Winter barley disease control
Slow early development meant T1 sprays were only applied towards the end of April. Aim to apply the T2 fungicide three to four weeks after T1, ideally when the flag leaf and the first few awns have emerged. Best performance comes with Prothioconazole plus an SDHI in the mix, where crops have the yield potential to justify the additional expense.
Winter wheat disease control
To maintain longevity and efficacy of cereal fungicides it is important to use them responsibly as part of fungicide programmes. This minimises the risk of resistant septoria strains developing. Follow label advice on applications per season: only use where necessary, keep up dose rates of actives in mixes and always use in combination with a multisite protectant such as Folpet, which protects other active ingredients in the mix.
Spring cereals were sown mostly in good time into good seedbeds. Some received a pre or early post emergence residual herbicide. However, dry weather at application means this weed control strategy may not be as effective as desired and a top up may be needed. If herbicide has not yet been applied, apply a mixture of at least two broad spectrum herbicides when most of the weeds are at the two-four leaf stages ensuring weed competition is removed early.
Early sowing should mean good yield potential for spring cereals. Tank mixing a low rate fungicide with the herbicide will prevent disease becoming established and protect yield potential.
Apply nitrogen top dressing once tramlines are visible at the two-three leaf stage (GS 12 to 13). Later applications than this may green the crop but add little yield. Inspect protein crops for grass weeds and volunteers. If necessary, apply a graminicide (grass weed herbicide) once grasses have emerged and before the crop canopy closes over. A fungicide is recommended for beans at mid flowering to control chocolate spot and bean rust, usually applied in the second half of June.

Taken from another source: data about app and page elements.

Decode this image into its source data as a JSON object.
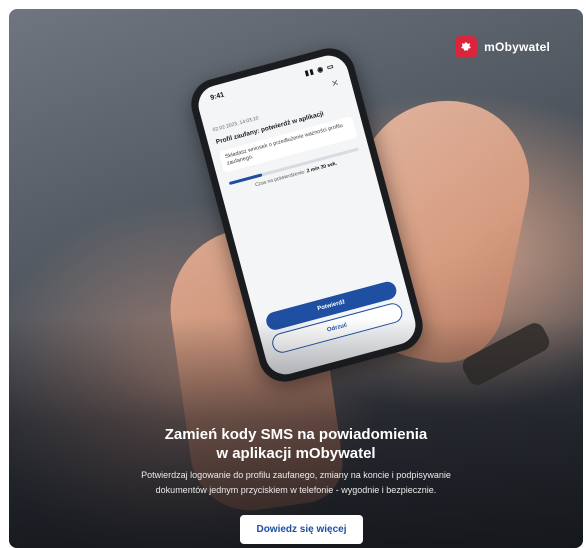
{
  "brand": {
    "name": "mObywatel",
    "icon": "poland-eagle-icon",
    "color": "#d9263a"
  },
  "phone": {
    "time": "9:41",
    "status_icons": "▮▮ ◉ ▭",
    "close_symbol": "✕",
    "timestamp": "02.02.2023, 14:03:10",
    "request_title": "Profil zaufany: potwierdź w aplikacji",
    "request_desc": "Składasz wniosek o przedłużenie ważności profilu zaufanego.",
    "progress_fraction": 0.25,
    "timer_label": "Czas na potwierdzenie:",
    "timer_value": "2 min 30 sek.",
    "confirm_label": "Potwierdź",
    "reject_label": "Odrzuć"
  },
  "banner": {
    "headline_line1": "Zamień kody SMS na powiadomienia",
    "headline_line2": "w aplikacji mObywatel",
    "body_line1": "Potwierdzaj logowanie do profilu zaufanego, zmiany na koncie i podpisywanie",
    "body_line2": "dokumentów jednym przyciskiem w telefonie - wygodnie i bezpiecznie.",
    "cta_label": "Dowiedz się więcej"
  },
  "colors": {
    "accent": "#1f4fa3",
    "brand": "#d9263a"
  }
}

Plans should be in place for early weed control. When using pre-emergence herbicides check regularly to ensure they are applied on time to avoid crop damage.
Although Diquat was reintroduced late last year for desiccation, this was only a temporary measure and is highly unlikely to be repeated this year. The alternatives, PPO inhibitors Spotlight and Gozai, are effective on crops that are starting to senesce, but they typically take one to two weeks longer to give the same effect as Diquat. For later plantings take the shorter growing season into consideration and reduce nitrogen (N) by 1.0 kg per hectare per day past the target planting date. Apply the remaining N pre crop emergence. Careful N management now will encourage earlier natural senescence and improve the probability of a successful burndown without Diquat.
You are reminded blight samples submitted from Northern Ireland were predominantly of the A37_2 strain which has reduced sensitivity to Fluazinam (Shirlan). Given the widespread occurrence of this strain in Northern Ireland Shirlan for blight control can no longer be relied upon.
Notes to editors:
- Follow DAERA on Twitter and Facebook.
- All media queries should be directed to the DAERA Press Office.